If you’re not sure how to write a personal assistant CV, we’ll run through what you need to know in... Read more...
In this guide we’ll share some advice for writing a care assistant CV that does justice to your career and stands out to the right people.
And towards the end of this article, to help you get started, we provide a sample CV. For ‘care assistant with no experience necessary’ opportunities, we can help too – it’s all about highlighting your transferable skills and we’ll cover how to do this.
So please read on for our guidance on writing a CV for care assistant roles. Plus, for broader advice about putting a CV together, check out the other articles on our blog too.
First things first, before we share some advice on writing a great care assistant CV, let’s run through some important terminology. In this line of work there are several similar-sounding roles with a few subtle differences.
For starters, there’s the difference between care and support. While there is a lot of overlap in terms of role and responsibilities, you could think of a carer as someone acting for people while a supporter acts with them.
Those in need are more likely to require a carer to do things they can’t manage themselves – whether washing, taking medication, making meals or anything else.
Meanwhile, support work tends to focus on helping enable someone to continue living independently. This can include work with children or adults who have learning disabilities.
In addition, some use the terms care assistant and care worker interchangeably. Arguably, the former can be more common in healthcare settings, with the latter used more in care or residential homes.
You’ll find that the advice shared in this guide is relevant for a wide range of roles in this sector.
No matter which opportunity you’re applying for – for example, if you’re putting together a care worker CV – stress your specialty. Analyse the job description thoroughly to make sure it matches your ambitions.
The same goes if you’re writing a CV for health care assistant roles. We’ve also written a separate guide covering CVs for nurses.
Every care assistant job description you see should mention hard or soft skills required for the role.
So consider including a key skills section as a quick and simple way to show employers you have what they’re looking for.
For example, care assistant job descriptions may require you to have good experience with some of the following aspects:
Remember, never lie on your CV. Don’t include any skills you don’t have yet and remember that potential employers will do their research.

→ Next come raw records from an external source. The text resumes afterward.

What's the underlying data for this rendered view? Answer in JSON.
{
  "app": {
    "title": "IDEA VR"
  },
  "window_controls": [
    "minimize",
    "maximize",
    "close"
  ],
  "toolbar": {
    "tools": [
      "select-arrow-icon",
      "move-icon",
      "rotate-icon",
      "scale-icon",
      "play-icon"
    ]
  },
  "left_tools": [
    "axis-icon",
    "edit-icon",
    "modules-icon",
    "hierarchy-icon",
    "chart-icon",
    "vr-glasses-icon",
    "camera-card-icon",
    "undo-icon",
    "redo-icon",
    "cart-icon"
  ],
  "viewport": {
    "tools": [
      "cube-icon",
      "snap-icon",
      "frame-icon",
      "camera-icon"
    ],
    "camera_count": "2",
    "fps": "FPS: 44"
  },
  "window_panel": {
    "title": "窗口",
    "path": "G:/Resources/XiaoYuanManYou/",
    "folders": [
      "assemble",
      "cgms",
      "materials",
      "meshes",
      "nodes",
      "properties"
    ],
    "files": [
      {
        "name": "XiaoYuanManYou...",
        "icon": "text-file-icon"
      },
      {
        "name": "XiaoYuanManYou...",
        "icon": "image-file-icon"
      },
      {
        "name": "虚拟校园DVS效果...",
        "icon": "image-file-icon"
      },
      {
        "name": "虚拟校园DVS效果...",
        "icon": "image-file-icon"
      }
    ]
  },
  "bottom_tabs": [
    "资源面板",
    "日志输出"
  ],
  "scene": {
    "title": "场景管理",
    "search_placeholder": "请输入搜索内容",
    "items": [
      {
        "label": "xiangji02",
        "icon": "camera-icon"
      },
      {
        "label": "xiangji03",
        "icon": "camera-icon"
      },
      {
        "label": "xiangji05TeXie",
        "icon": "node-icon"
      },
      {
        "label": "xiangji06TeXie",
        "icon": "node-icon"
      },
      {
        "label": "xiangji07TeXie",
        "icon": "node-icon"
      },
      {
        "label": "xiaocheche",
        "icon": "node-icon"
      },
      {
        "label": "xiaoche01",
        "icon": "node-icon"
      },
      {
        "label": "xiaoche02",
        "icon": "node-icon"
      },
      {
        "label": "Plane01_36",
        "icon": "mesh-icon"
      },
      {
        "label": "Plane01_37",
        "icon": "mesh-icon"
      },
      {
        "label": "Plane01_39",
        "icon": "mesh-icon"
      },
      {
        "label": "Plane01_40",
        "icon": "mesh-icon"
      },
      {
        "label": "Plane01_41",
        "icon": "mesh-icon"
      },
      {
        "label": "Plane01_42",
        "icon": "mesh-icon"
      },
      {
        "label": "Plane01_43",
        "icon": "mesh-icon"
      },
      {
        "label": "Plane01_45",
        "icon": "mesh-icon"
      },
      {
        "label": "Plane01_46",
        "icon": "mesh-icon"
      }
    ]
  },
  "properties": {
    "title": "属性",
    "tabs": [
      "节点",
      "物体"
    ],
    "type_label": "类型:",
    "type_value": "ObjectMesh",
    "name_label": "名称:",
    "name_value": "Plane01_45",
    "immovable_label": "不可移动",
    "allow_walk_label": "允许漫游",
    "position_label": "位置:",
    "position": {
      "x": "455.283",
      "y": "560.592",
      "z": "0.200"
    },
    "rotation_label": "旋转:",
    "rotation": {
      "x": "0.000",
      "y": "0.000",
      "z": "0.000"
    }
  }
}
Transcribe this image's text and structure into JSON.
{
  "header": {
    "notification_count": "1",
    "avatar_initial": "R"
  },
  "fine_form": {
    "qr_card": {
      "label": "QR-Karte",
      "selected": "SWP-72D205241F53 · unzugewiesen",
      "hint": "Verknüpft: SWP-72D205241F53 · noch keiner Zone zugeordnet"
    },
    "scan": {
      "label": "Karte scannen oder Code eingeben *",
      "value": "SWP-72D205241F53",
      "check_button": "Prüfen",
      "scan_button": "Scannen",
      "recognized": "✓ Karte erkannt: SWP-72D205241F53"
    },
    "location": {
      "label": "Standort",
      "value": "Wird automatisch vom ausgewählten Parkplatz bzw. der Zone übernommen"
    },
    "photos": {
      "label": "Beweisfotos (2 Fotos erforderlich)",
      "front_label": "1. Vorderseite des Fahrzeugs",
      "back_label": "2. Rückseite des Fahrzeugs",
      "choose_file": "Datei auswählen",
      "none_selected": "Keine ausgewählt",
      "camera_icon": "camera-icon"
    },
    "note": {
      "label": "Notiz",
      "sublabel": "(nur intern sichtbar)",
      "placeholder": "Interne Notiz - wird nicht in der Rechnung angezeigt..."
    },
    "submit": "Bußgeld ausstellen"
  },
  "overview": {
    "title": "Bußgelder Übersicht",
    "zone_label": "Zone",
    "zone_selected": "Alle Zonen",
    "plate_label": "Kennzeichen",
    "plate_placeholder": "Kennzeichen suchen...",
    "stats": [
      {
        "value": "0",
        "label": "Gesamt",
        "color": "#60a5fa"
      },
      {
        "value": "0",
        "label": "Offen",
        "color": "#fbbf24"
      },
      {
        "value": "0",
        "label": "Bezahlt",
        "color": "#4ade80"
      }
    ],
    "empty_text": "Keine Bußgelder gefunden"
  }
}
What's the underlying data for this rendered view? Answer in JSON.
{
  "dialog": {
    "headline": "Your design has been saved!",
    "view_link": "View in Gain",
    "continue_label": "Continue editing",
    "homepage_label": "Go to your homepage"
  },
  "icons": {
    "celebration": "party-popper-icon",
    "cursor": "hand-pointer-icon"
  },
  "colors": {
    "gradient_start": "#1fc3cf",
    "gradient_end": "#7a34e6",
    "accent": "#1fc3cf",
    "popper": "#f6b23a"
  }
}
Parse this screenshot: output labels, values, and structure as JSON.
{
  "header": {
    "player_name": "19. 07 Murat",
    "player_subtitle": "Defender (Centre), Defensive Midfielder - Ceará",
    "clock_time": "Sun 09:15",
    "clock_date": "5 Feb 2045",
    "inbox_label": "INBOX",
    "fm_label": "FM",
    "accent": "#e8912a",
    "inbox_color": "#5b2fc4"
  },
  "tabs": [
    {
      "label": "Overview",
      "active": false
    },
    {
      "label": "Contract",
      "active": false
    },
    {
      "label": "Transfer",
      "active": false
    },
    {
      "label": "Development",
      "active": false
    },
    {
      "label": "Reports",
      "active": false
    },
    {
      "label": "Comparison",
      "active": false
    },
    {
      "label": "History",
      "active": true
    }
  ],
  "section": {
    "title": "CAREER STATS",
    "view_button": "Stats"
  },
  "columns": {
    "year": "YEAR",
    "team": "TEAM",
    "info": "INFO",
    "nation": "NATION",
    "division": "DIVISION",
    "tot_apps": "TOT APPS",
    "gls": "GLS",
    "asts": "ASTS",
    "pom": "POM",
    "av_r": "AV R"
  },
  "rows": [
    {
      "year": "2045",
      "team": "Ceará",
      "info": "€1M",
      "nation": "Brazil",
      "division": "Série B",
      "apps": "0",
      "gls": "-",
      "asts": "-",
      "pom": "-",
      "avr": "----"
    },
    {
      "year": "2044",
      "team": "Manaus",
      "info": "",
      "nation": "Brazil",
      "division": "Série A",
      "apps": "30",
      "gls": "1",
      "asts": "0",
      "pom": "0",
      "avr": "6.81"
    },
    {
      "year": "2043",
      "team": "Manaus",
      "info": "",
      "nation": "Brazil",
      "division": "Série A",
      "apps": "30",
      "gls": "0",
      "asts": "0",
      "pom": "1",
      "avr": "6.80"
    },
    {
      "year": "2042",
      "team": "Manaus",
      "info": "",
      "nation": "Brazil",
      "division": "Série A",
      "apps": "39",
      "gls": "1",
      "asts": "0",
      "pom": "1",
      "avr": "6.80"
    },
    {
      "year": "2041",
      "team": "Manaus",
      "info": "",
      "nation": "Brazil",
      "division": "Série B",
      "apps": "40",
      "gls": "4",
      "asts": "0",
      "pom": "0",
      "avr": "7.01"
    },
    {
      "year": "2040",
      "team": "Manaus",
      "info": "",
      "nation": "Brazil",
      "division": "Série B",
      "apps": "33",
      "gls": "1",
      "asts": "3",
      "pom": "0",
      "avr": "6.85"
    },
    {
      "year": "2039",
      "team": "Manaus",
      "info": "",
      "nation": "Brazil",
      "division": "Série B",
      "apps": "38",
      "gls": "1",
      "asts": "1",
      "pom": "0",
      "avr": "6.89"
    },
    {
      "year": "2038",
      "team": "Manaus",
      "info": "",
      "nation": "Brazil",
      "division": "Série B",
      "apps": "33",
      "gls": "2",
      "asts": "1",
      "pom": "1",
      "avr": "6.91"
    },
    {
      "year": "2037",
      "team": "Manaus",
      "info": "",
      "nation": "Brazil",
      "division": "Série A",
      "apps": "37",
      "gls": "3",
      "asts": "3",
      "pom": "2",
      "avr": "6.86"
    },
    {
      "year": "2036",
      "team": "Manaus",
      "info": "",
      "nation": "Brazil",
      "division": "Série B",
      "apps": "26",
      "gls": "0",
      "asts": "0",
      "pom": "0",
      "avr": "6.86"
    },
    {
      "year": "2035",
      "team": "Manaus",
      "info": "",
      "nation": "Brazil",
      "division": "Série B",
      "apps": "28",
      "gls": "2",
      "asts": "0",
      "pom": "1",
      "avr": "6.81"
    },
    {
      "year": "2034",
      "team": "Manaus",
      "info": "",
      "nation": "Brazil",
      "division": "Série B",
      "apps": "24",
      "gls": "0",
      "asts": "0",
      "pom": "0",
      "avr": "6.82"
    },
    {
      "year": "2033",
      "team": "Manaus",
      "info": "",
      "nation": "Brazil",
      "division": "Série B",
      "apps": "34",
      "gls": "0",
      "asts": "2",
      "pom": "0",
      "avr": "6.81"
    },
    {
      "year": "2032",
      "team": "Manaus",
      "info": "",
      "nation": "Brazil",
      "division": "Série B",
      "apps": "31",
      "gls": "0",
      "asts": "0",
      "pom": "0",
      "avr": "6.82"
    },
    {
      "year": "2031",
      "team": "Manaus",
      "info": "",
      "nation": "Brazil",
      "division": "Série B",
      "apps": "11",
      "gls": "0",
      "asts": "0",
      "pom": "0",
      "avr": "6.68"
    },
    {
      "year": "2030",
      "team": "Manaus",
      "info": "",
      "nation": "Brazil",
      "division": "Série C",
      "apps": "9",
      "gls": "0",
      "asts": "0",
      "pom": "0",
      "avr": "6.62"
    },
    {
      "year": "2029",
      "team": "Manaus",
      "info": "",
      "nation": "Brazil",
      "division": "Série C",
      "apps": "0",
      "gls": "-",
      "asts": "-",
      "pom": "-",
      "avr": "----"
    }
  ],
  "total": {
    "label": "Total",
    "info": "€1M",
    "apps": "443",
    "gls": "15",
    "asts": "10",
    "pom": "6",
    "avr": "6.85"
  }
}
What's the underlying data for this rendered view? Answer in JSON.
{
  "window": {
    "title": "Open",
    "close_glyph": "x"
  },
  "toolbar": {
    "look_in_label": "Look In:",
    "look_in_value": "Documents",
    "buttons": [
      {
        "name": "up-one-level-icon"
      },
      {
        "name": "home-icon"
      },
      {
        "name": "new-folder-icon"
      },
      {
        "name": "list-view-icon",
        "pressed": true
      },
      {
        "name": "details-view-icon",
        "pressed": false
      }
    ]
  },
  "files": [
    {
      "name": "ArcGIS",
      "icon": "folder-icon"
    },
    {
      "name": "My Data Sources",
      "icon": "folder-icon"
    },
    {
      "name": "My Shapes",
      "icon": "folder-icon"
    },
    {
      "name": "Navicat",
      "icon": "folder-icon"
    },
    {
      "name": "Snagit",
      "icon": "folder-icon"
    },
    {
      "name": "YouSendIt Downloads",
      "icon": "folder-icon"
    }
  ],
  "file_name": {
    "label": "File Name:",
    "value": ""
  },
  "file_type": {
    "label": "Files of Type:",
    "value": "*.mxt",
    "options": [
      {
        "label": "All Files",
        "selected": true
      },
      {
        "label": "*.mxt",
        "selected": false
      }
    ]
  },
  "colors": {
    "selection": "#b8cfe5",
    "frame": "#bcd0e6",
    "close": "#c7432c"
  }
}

At some point, they’ll also want references if you can provide these. Either way, should they consider hiring you, there will be an enhanced DBS check for any role involving regulated activity with adults or work with children.
It can be tricky to find figures for a care assistant CV demonstrating your impact in previous roles.
Think about your career experiences and achievements so far and describe them in as much specific detail as possible, but also succinctly given how short a CV document should be. In another guide, we discuss how many pages a CV should be.
No matter how you do it, the evidence you use to substantiate claims will have more impact in the right context. To explain your best achievements, consider using the STAR method.
A strong CV includes evidence to back up key claims. Otherwise the achievements can sound too generalised, so potential employers struggle to see how a candidate stands out.
If you need to give a long or complex example using the STAR method, but find there isn’t enough space on your CV, include it in your cover letter or supporting statement instead.
For any job applicant writing a CV with no experience, or candidates considering switching to a care assistant role as part of a career change, there’s still plenty you can do here. Focus attention on your transferable skills by:
In terms of the different types, without much or any previous relevant experience, you may find a skills-based CV works better for you.
Factoring in all of the above, here’s a care assistant CV example to help you get started:
[Address] – [Phone number] – [Email address]
Use several lines to promote who you are and what your career aims are. Be concise and personalise it – show how you stand out and what makes you unique, for example:
Bubbly care assistant with 5 years’ experience providing outstanding, compassionate care to the elderly. Specialising in end-of-life and person-centred care as well as mental health…
If your skill section looks strong, include it here – otherwise, put it after your work history section. Relate your skillset to the job description and use bullet points, for example:
List your previous roles or companies worked at, in reverse chronological order, starting with your current or most recent position – also include the dates.
Then add bullet points to describe your most relevant achievements and responsibilities, for example:
[Role, company] [Dates]
Qualifications and Education
Start by listing any relevant qualifications, then your education details:
This section is optional if you’re short of space. Any interests you include should ideally strengthen your overall application in some way.
References available on request
Unless asked when applying, there’s no need to provide reference details on the CV. When the employer wants them, they’ll ask – for now, just write: References available on request.
In many ways, a care assistant CV is no different to any other – it’s very important to get the basics right. For example, use a clear layout and avoid complicated formatting.
Check it again and again for any mistakes. Make sure you fix these, resulting in an error-free CV that demonstrates your attention to detail, an important quality for care assistants.
We also recommend creating a master CV, then making a copy that’s tailored to each single job description or advert you answer – customise a new version for every role you apply to.